West Cape Corporation
November 5, 1983
The original program book from the March premiere was slightly reworked and reissued for the re-release. Page count and overall content were the same, but a previously blank page was filled with a primer on 70mm film, an interior foldout image was moved to the front cover and replaced with stills of new shots, and the back cover image was revised.
Final Yamato Super Deluxe Hardcover Book
West Cape Corporation
December 10, 1983
West Cape’s masterful series of hardcover books, which started with the legendary Series 1 silver set in 1978, culminated with the biggest of them all – a massive, 248-page full color 10.5″ x 14.5″ tome that was truly the last word on the movie, containing material found nowhere else.
Here is where all the Final Yamato coverage on this website comes full circle. The earliest content in our “making of” articles came from this book, and though some could also be found in the fan club magazines, the vast majority of it was sourced from Final Yamato Super Deluxe. If that makes you feel like starting all over again, part 1 can be found here.
See what else the book had to offer here.
2-sided flyer distributed to the fan club, late 1983
After the finale
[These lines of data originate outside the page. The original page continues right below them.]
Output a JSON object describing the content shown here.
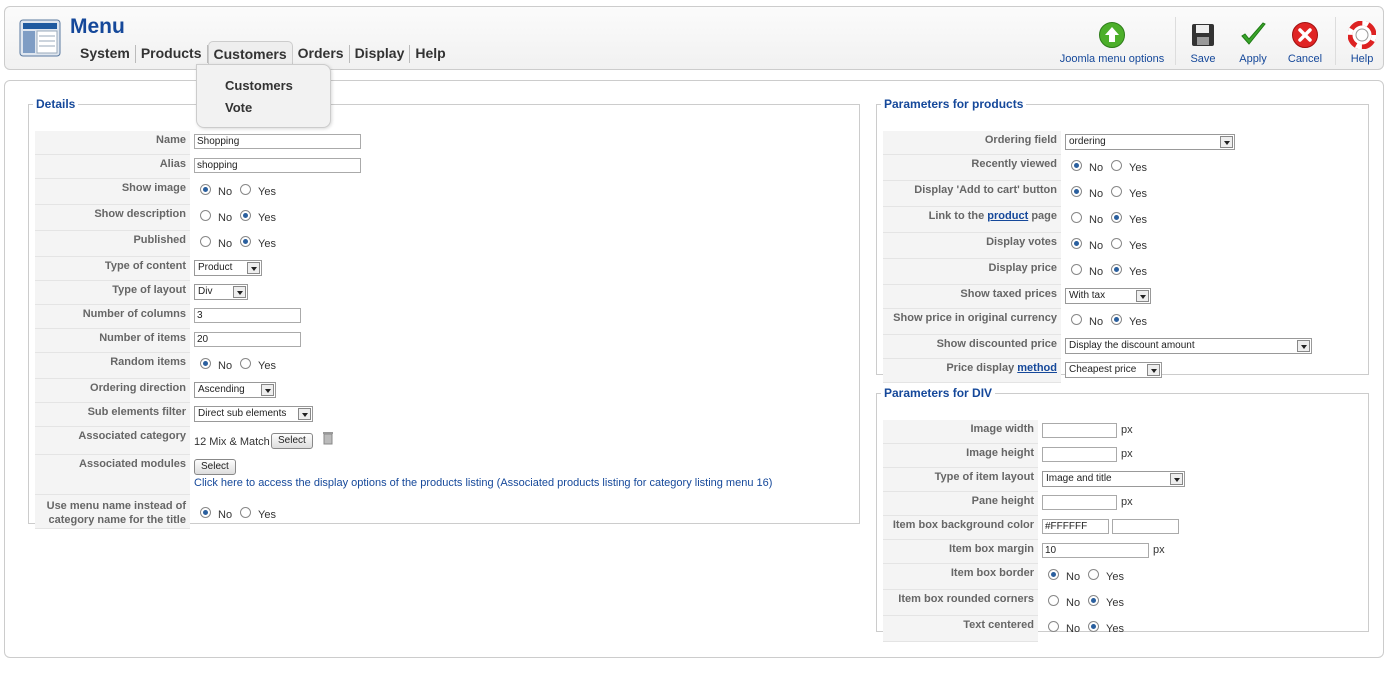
{
  "header": {
    "title": "Menu",
    "menu": [
      "System",
      "Products",
      "Customers",
      "Orders",
      "Display",
      "Help"
    ],
    "dropdown": [
      "Customers",
      "Vote"
    ],
    "toolbar": {
      "options": "Joomla menu options",
      "save": "Save",
      "apply": "Apply",
      "cancel": "Cancel",
      "help": "Help"
    }
  },
  "radio_labels": {
    "no": "No",
    "yes": "Yes"
  },
  "details": {
    "legend": "Details",
    "name": {
      "label": "Name",
      "value": "Shopping"
    },
    "alias": {
      "label": "Alias",
      "value": "shopping"
    },
    "show_image": {
      "label": "Show image",
      "value": "No"
    },
    "show_description": {
      "label": "Show description",
      "value": "Yes"
    },
    "published": {
      "label": "Published",
      "value": "Yes"
    },
    "type_of_content": {
      "label": "Type of content",
      "value": "Product"
    },
    "type_of_layout": {
      "label": "Type of layout",
      "value": "Div"
    },
    "number_of_columns": {
      "label": "Number of columns",
      "value": "3"
    },
    "number_of_items": {
      "label": "Number of items",
      "value": "20"
    },
    "random_items": {
      "label": "Random items",
      "value": "No"
    },
    "ordering_direction": {
      "label": "Ordering direction",
      "value": "Ascending"
    },
    "sub_elements_filter": {
      "label": "Sub elements filter",
      "value": "Direct sub elements"
    },
    "associated_category": {
      "label": "Associated category",
      "value": "12 Mix & Match",
      "button": "Select"
    },
    "associated_modules": {
      "label": "Associated modules",
      "button": "Select",
      "link": "Click here to access the display options of the products listing (Associated products listing for category listing menu 16)"
    },
    "use_menu_name": {
      "label_line1": "Use menu name instead of",
      "label_line2": "category name for the title",
      "value": "No"
    }
  },
  "products": {
    "legend": "Parameters for products",
    "ordering_field": {
      "label": "Ordering field",
      "value": "ordering"
    },
    "recently_viewed": {
      "label": "Recently viewed",
      "value": "No"
    },
    "add_to_cart": {
      "label": "Display 'Add to cart' button",
      "value": "No"
    },
    "link_to_product": {
      "label_pre": "Link to the",
      "label_link": "product",
      "label_post": "page",
      "value": "Yes"
    },
    "display_votes": {
      "label": "Display votes",
      "value": "No"
    },
    "display_price": {
      "label": "Display price",
      "value": "Yes"
    },
    "show_taxed_prices": {
      "label": "Show taxed prices",
      "value": "With tax"
    },
    "original_currency": {
      "label": "Show price in original currency",
      "value": "Yes"
    },
    "discounted_price": {
      "label": "Show discounted price",
      "value": "Display the discount amount"
    },
    "price_display_method": {
      "label_pre": "Price display",
      "label_link": "method",
      "value": "Cheapest price"
    }
  },
  "div": {
    "legend": "Parameters for DIV",
    "unit": "px",
    "image_width": {
      "label": "Image width",
      "value": ""
    },
    "image_height": {
      "label": "Image height",
      "value": ""
    },
    "item_layout": {
      "label": "Type of item layout",
      "value": "Image and title"
    },
    "pane_height": {
      "label": "Pane height",
      "value": ""
    },
    "bg_color": {
      "label": "Item box background color",
      "value": "#FFFFFF"
    },
    "box_margin": {
      "label": "Item box margin",
      "value": "10"
    },
    "box_border": {
      "label": "Item box border",
      "value": "No"
    },
    "rounded_corners": {
      "label": "Item box rounded corners",
      "value": "Yes"
    },
    "text_centered": {
      "label": "Text centered",
      "value": "Yes"
    }
  }
}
The Space Battleship Yamato production years were now over, and the period we at Cosmo DNA call the “Legacy Years” had just begun. Yoshinobu Nishizaki was free to pursue new projects, and his agenda was an ambitious one. So, to properly cap off our Final Yamato coverage, let’s take the first step into this period as the last echoes of the movie began to fade.
Fan club magazine 36/37 (double issue)
West Cape Corporation, Spring 1984
The publication date on this magazine reads October 1983, but like several previous issues it was conflicted by the content. According to interior info, issue 36 ran so late that it was combined with 37, and the information inside went all the way to May 1984. Despite its lateness, it was one of the most interesting and important of the entire run, definitively marking the turning point into the legacy years.
Fully half of the issue was filled up with an extensive essay from Nishizaki explaining what he’d been up to since the 70mm Final Yamato was released in November ’83. In that time frame, he contracted a major illness and used his downtime to start conceiving new projects. They were all outlined here, beginning with Starship, a project we would eventually come to know as Odin – Photon Space Sailor Starlight.
He also had new Yamato projects in mind, which he revealed here for the very first time, and expressed his desire for the fan club to evolve and embrace his upcoming projects. Something else that kept him busy was preparing the Yamato Grand Symphony, an orchestral concert composed by Kentaro Haneda. It was performed May 4, 1984 and became the last new Yamato music project for many years to come.
Read the essay from this issue here.
Read all about the Grand Symphony here.
Cannes Film Festival, May 1984
Yamato had been to Cannes once before, when Yoshinobu Nishizaki took the English-dubbed Space Cruiser Yamato there in 1976 (subsequently selling it to Europe and America), but this was a new day; he now had Japan’s first domestically-produced 70mm feature film to offer.
He signed on with a Japanese company named Modern Programs Inc. to market the entire Yamato saga for the first time. They lead the charge with Final Yamato, assembling a promo kit and a new batch of flyers to attract international attention. It didn’t result in a sale, unfortunately, but it added an interesting collection of artifacts to Yamato history.
See them all here.
Fan club magazines 38 & 39
West Cape Corporation, Summer 1984
These issues were dated December ’83 and February ’84, but by now this was merely wishful thinking. They were full of summer news, from the Starship brainstorming sessions to a fan club meeting held in August. (Which happened to coincide with the very first Yamato Party, held the same month.)
The reason these two issues are included in the Final Yamato aftermath is that they contained the very last mention of the film in a pair of articles about special effects techniques. Read them here.
Since it is here that the Legacy Years begin, there’s no better time to read about what went on for the rest of the 1980s (not to mention the Final Yamato LD game, which added new animation to what had appeared on the big screen).
The journey continues here: